A type of bacteria first identified in Chinese pigs now is causing concern in the U.S. due to its resistance to an antibiotic currently seen as a last-ditch effort.
"An E. coli bacterium has been found that has acquired resistance to colistin," says Sankar Swaminathan, MD, the director of the Division of Infectious Diseases for University of Utah Health. "Colistin is an antibiotic that is used to treat some bacteria resistant to multiple antibiotics."
The bacteria were found in a woman in Pennsylvania who had not traveled outside of the U.S. recently. In this case, the patient is fortunate, because the E. coli strain can be treated with other, less toxic antibiotics. But researchers still are concerned about the spread of the gene causing the resistance, due to its potential to spread. "This gene, mcr-1, is on a mobile DNA circle that can be transmitted among bacteria," says Swaminathan. "If mcr-1 becomes more widespread, the potential exists for bacteria that are untreatable by antibiotics."
Gram-negative bacteria are of particular concern for acquiring the mcr-1 mutation. "These are bacteria that commonly reside in the gastrointestinal tract and cause many common infections such as urinary tract infections," says Swaminathan.
So, how did a resistance gene make its way from the fields of China to the U.S.? The answer is, we don't know.
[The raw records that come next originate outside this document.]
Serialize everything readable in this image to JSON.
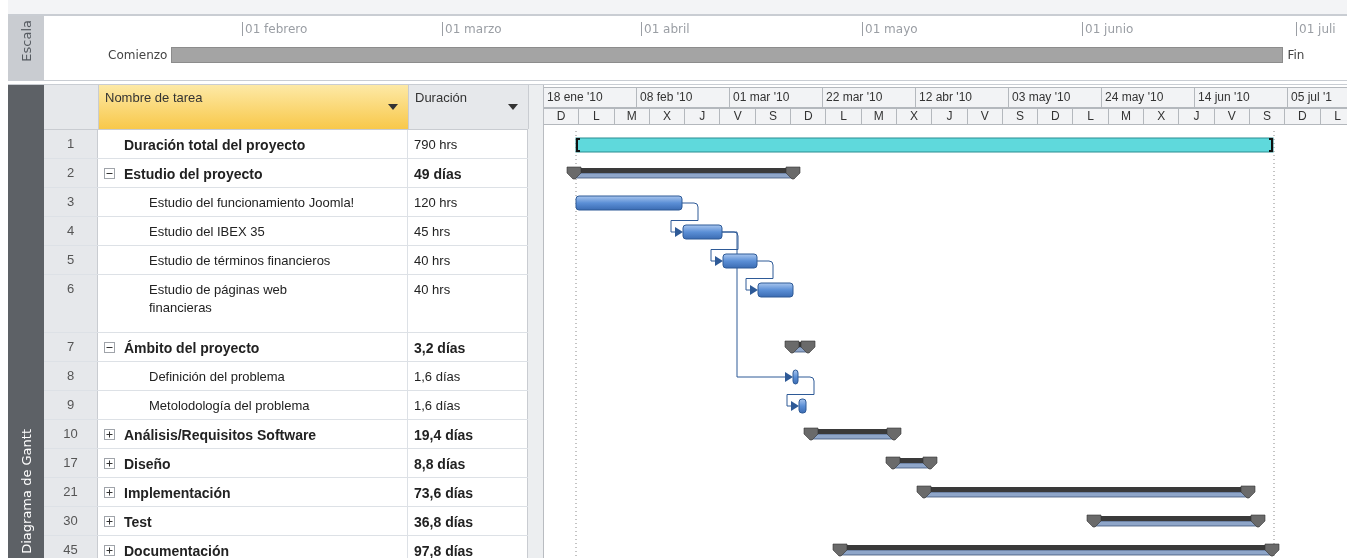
{
  "scale": {
    "label": "Escala",
    "months": [
      "01 febrero",
      "01 marzo",
      "01 abril",
      "01 mayo",
      "01 junio",
      "01 juli"
    ],
    "start_label": "Comienzo",
    "end_label": "Fin"
  },
  "view": {
    "label": "Diagrama de Gantt"
  },
  "columns": [
    {
      "label": "Nombre de tarea",
      "selected": true
    },
    {
      "label": "Duración",
      "selected": false
    }
  ],
  "timescale": {
    "major": [
      "18 ene '10",
      "08 feb '10",
      "01 mar '10",
      "22 mar '10",
      "12 abr '10",
      "03 may '10",
      "24 may '10",
      "14 jun '10",
      "05 jul '1"
    ],
    "minor": [
      "D",
      "L",
      "M",
      "X",
      "J",
      "V",
      "S",
      "D",
      "L",
      "M",
      "X",
      "J",
      "V",
      "S",
      "D",
      "L",
      "M",
      "X",
      "J",
      "V",
      "S",
      "D",
      "L"
    ]
  },
  "tasks": [
    {
      "id": "1",
      "kind": "project",
      "name": "Duración total del proyecto",
      "duration": "790 hrs"
    },
    {
      "id": "2",
      "kind": "summary",
      "name": "Estudio del proyecto",
      "duration": "49 días",
      "expanded": true,
      "children": [
        {
          "id": "3",
          "kind": "task",
          "name": "Estudio del funcionamiento Joomla!",
          "duration": "120 hrs"
        },
        {
          "id": "4",
          "kind": "task",
          "name": "Estudio del IBEX 35",
          "duration": "45 hrs"
        },
        {
          "id": "5",
          "kind": "task",
          "name": "Estudio de términos financieros",
          "duration": "40 hrs"
        },
        {
          "id": "6",
          "kind": "task",
          "name": "Estudio de páginas web\nfinancieras",
          "duration": "40 hrs"
        }
      ]
    },
    {
      "id": "7",
      "kind": "summary",
      "name": "Ámbito del proyecto",
      "duration": "3,2 días",
      "expanded": true,
      "children": [
        {
          "id": "8",
          "kind": "task",
          "name": "Definición del problema",
          "duration": "1,6 días"
        },
        {
          "id": "9",
          "kind": "task",
          "name": "Metolodología del problema",
          "duration": "1,6 días"
        }
      ]
    },
    {
      "id": "10",
      "kind": "summary",
      "name": "Análisis/Requisitos Software",
      "duration": "19,4 días",
      "expanded": false
    },
    {
      "id": "17",
      "kind": "summary",
      "name": "Diseño",
      "duration": "8,8 días",
      "expanded": false
    },
    {
      "id": "21",
      "kind": "summary",
      "name": "Implementación",
      "duration": "73,6 días",
      "expanded": false
    },
    {
      "id": "30",
      "kind": "summary",
      "name": "Test",
      "duration": "36,8 días",
      "expanded": false
    },
    {
      "id": "45",
      "kind": "summary",
      "name": "Documentación",
      "duration": "97,8 días",
      "expanded": false
    }
  ]
}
However, more is known about how the mutation may have developed. "Because colistin is an old drug, and inexpensive, it has been widely used in agriculture," says Swaminathan. "Antibiotics are used to increase weight gain in animals and to prevent the deleterious effects of intensive factory farming. This highlights the need to reduce unnecessary antibiotic use, not only in medicine but in agriculture."
The reduction of antibiotic overuse is only one part of the solution when it comes fighting bacteria that have developed resistance. After all, there are times when antibiotics are badly needed. As bacteria mutate, new antibiotics need to be developed to fight them. However, development is slow due, in part, to financial issues. "Antibiotics, while invaluable, are not the most profitable drugs for commercial development," says Swaminathan. "Pharmaceutical companies are most interested in drugs that have to be taken every day for the rest of your life."
It may take the government stepping in to make antibiotic research happen, he adds. Legislation is in the works, including federal initiatives to encourage the development of new antibiotics. But it has been slow to pass. "Public support for development of new antibiotics will be helpful," says Swaminathan. "The Infectious Diseases Society of America (IDSA) has been very active in trying to facilitate antibiotic development."